Director Stephanie Soechtig is fighting back against allegations of deceptive editing in her two most recent documentaries, both of which were executive produced by Katie Couric.
Soechtig challenged an accusation made this week that her 2014 documentary “Fed Up” omitted relevant interview footage in its portrayal of obesity researcher and University of Alabama at Birmingham professor David Allison. Allison told the Washington Free Beacon that the documentary showed him stumbling over his words and saying he wanted to re-phrase an answer to a question, only to cut away from the interview and not include his response.
In an interview with IndieWire, Soechtig asserted that Allison had already dodged the question Couric had put to him about whether calories from sugary drinks contribute to U.S. obesity more than other calories multiple times, and that the response he gave that was left out of the film was another non-answer from their exchange.
“We did nothing wrong,” Soechtig said.
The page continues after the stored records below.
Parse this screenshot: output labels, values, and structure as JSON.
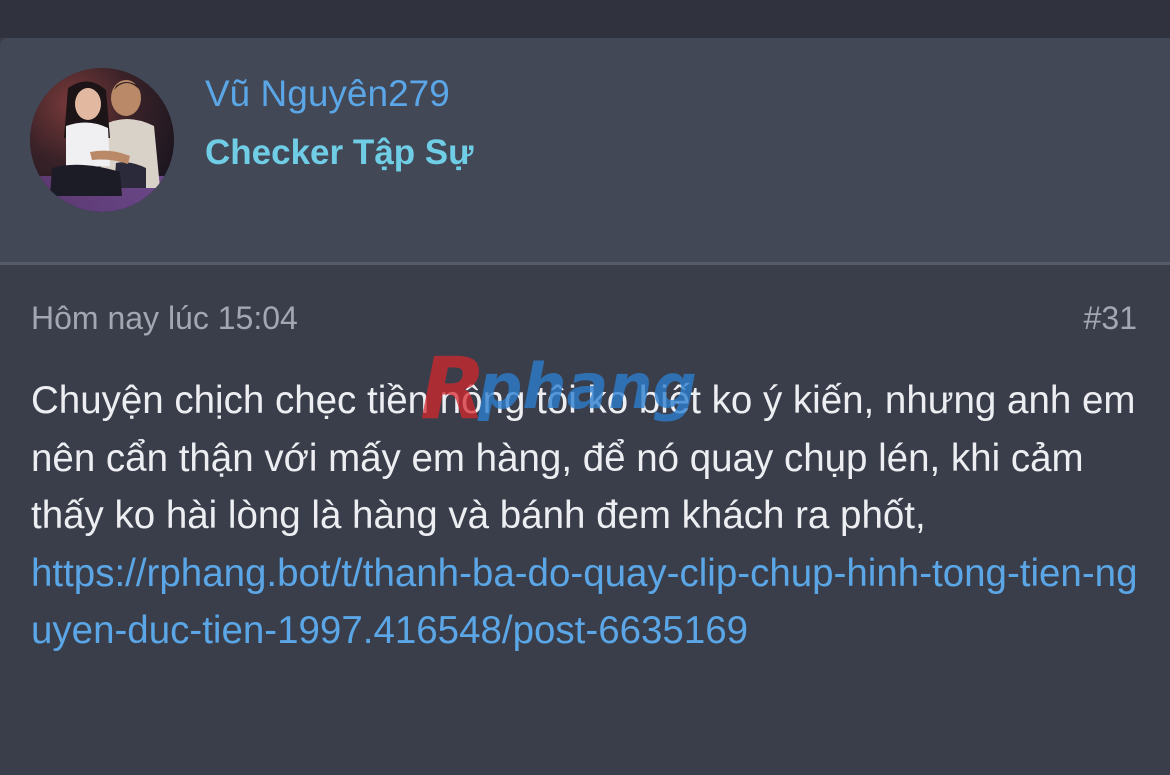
{
  "user": {
    "name": "Vũ Nguyên279",
    "title": "Checker Tập Sự"
  },
  "post": {
    "timestamp": "Hôm nay lúc 15:04",
    "number": "#31",
    "text": "Chuyện chịch chẹc tiền nông tôi ko biết ko ý kiến, nhưng anh em nên cẩn thận với mấy em hàng, để nó quay chụp lén, khi cảm thấy ko hài lòng là hàng và bánh đem khách ra phốt,",
    "link": "https://rphang.bot/t/thanh-ba-do-quay-clip-chup-hinh-tong-tien-nguyen-duc-tien-1997.416548/post-6635169"
  },
  "watermark": {
    "text": "Rphang"
  },
  "colors": {
    "username": "#5aa6e6",
    "user_title": "#6fcde6",
    "link": "#5aa6e6",
    "header_bg": "#434857",
    "body_bg": "#3a3e4a"
  },
  "icons": {
    "avatar": "avatar-photo"
  }
}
The University of Alabama at Birmingham’s media relations department told IndieWire in a statement that it did not have a transcript of the interview and couldn’t give the verbatim response Allison provided, but could offer a response to a question which is similar to what Allison said in the interview. “The question is, what would be the ideal science behind showing that calories taken in in the form of sugary beverages contribute more to obesity than do equivalent calories taken in in other forms?” Allison said in the statement. “One way to address this would be to randomly assign some people to consume calories in the form of sugary beverages and other people to consume them in solid form and see if one group gained more weight over time than another. This has been done in one study of 15 subjects followed for 8 weeks. The authors found that ‘there was no difference between the change in body weight in the two conditions.'”
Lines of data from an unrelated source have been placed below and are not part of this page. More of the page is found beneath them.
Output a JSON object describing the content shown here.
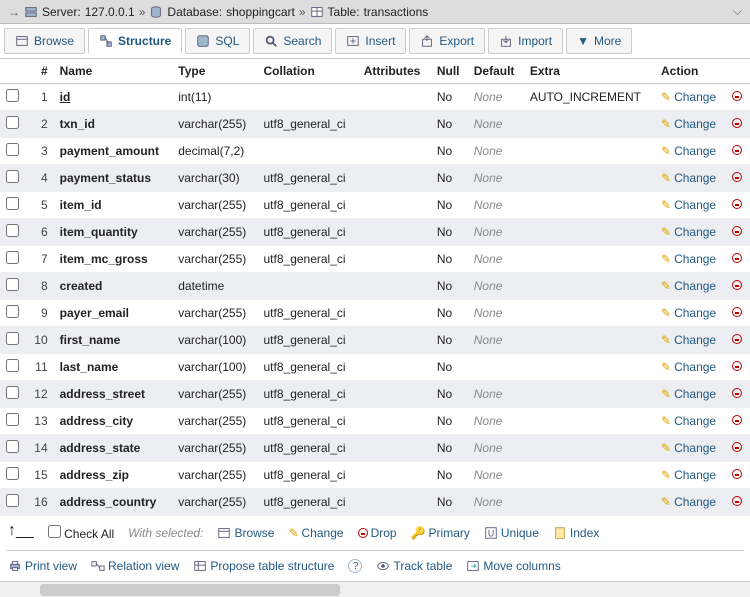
{
  "breadcrumb": {
    "server_label": "Server:",
    "server_value": "127.0.0.1",
    "db_label": "Database:",
    "db_value": "shoppingcart",
    "table_label": "Table:",
    "table_value": "transactions",
    "sep": "»"
  },
  "tabs": {
    "browse": "Browse",
    "structure": "Structure",
    "sql": "SQL",
    "search": "Search",
    "insert": "Insert",
    "export": "Export",
    "import": "Import",
    "more": "More"
  },
  "headers": {
    "num": "#",
    "name": "Name",
    "type": "Type",
    "collation": "Collation",
    "attributes": "Attributes",
    "null": "Null",
    "default": "Default",
    "extra": "Extra",
    "action": "Action"
  },
  "action_labels": {
    "change": "Change"
  },
  "columns": [
    {
      "n": 1,
      "name": "id",
      "type": "int(11)",
      "coll": "",
      "null": "No",
      "def": "None",
      "extra": "AUTO_INCREMENT",
      "pk": true
    },
    {
      "n": 2,
      "name": "txn_id",
      "type": "varchar(255)",
      "coll": "utf8_general_ci",
      "null": "No",
      "def": "None",
      "extra": ""
    },
    {
      "n": 3,
      "name": "payment_amount",
      "type": "decimal(7,2)",
      "coll": "",
      "null": "No",
      "def": "None",
      "extra": ""
    },
    {
      "n": 4,
      "name": "payment_status",
      "type": "varchar(30)",
      "coll": "utf8_general_ci",
      "null": "No",
      "def": "None",
      "extra": ""
    },
    {
      "n": 5,
      "name": "item_id",
      "type": "varchar(255)",
      "coll": "utf8_general_ci",
      "null": "No",
      "def": "None",
      "extra": ""
    },
    {
      "n": 6,
      "name": "item_quantity",
      "type": "varchar(255)",
      "coll": "utf8_general_ci",
      "null": "No",
      "def": "None",
      "extra": ""
    },
    {
      "n": 7,
      "name": "item_mc_gross",
      "type": "varchar(255)",
      "coll": "utf8_general_ci",
      "null": "No",
      "def": "None",
      "extra": ""
    },
    {
      "n": 8,
      "name": "created",
      "type": "datetime",
      "coll": "",
      "null": "No",
      "def": "None",
      "extra": ""
    },
    {
      "n": 9,
      "name": "payer_email",
      "type": "varchar(255)",
      "coll": "utf8_general_ci",
      "null": "No",
      "def": "None",
      "extra": ""
    },
    {
      "n": 10,
      "name": "first_name",
      "type": "varchar(100)",
      "coll": "utf8_general_ci",
      "null": "No",
      "def": "None",
      "extra": ""
    },
    {
      "n": 11,
      "name": "last_name",
      "type": "varchar(100)",
      "coll": "utf8_general_ci",
      "null": "No",
      "def": "",
      "extra": ""
    },
    {
      "n": 12,
      "name": "address_street",
      "type": "varchar(255)",
      "coll": "utf8_general_ci",
      "null": "No",
      "def": "None",
      "extra": ""
    },
    {
      "n": 13,
      "name": "address_city",
      "type": "varchar(255)",
      "coll": "utf8_general_ci",
      "null": "No",
      "def": "None",
      "extra": ""
    },
    {
      "n": 14,
      "name": "address_state",
      "type": "varchar(255)",
      "coll": "utf8_general_ci",
      "null": "No",
      "def": "None",
      "extra": ""
    },
    {
      "n": 15,
      "name": "address_zip",
      "type": "varchar(255)",
      "coll": "utf8_general_ci",
      "null": "No",
      "def": "None",
      "extra": ""
    },
    {
      "n": 16,
      "name": "address_country",
      "type": "varchar(255)",
      "coll": "utf8_general_ci",
      "null": "No",
      "def": "None",
      "extra": ""
    }
  ],
  "toolbar": {
    "check_all": "Check All",
    "with_selected": "With selected:",
    "browse": "Browse",
    "change": "Change",
    "drop": "Drop",
    "primary": "Primary",
    "unique": "Unique",
    "index": "Index"
  },
  "footer": {
    "print": "Print view",
    "relation": "Relation view",
    "propose": "Propose table structure",
    "track": "Track table",
    "move": "Move columns"
  }
}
Allison has previously self-disclosed financial ties to the American Beverage Association and Coca-Cola, and in 2011 declined to be interviewed for an ABC News investigative piece entitled “Is Big Food’s Big Money Influencing the Science of Nutrition?” The piece accused Allison of being part of an effort by corporations to influence scientists by funding their research and paying them handsome fees for speaking engagements and consulting services.
Allison’s complaint about the editing of “Fed Up” came roughly two weeks after Couric came under attack for editing decisions in the 2016 gun law documentary she executive produced, “Under the Gun,” also directed by Soechtig. In the film, Couric asks members of the Virginia Citizens Defense League about whether any gun purchases should require background checks. After a long pause, the film cuts away to another scene in the documentary.
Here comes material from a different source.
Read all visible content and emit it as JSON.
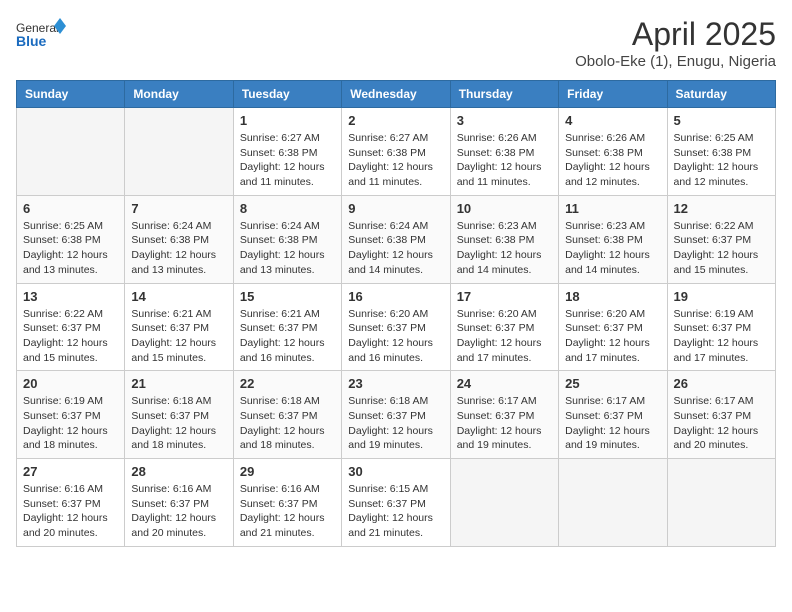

Again, Soechtig said that the answer to Couric’s question that was immediately given–with no pause–but omitted in the film was “redundant” with responses that had already been included. “Their views were expressed repeatedly throughout the film, so we’d already established how they feel about background checks, and for that reason I didn’t feel like we were misrepresenting them,” Soechtig said.
Couric issued a statement on May 30 saying, “I take responsibility for a decision that misrepresented an exchange I had with members of the Virginia Citizens Defense League.” Soechtig said people were using Couric as a scapegoat. “I’m the director of both of these films and I make the final decision about what is and what is not in the final cut,” Soechtig said. “It was my decision and I stand by it.”
What’s Soechtig’s response to claims “Under the Gun” intentionally tried to make members of the VCDL look bad?
“The VCDL is a group of extremists who think that domestic abusers should have guns and that guns should be allowed in schools and bars,” she said. “If I wanted to make them look bad I would have only focused on this radical ideology, but I wanted to advance the conversation and give them an opportunity to explain their beliefs.”
Soechtig added that the outcry over editing in “Under the Gun” reflects the concern on the part of the NRA and related special interest groups that the success of “Fed Up” in altering Americans’ views on obesity might lead to a similar consensus about the need to enforce and extend background checks for guns.
“There are forces in this country that are going to attack any woman who stands up to them and says ‘Unfettered access to guns is dangerous’ or ‘Corporate interests controlling our food supply is dangerous,’” she said. “There are special interest groups that have launched a campaign trying to smear my reputation but I really trust that people will see this for what it is.”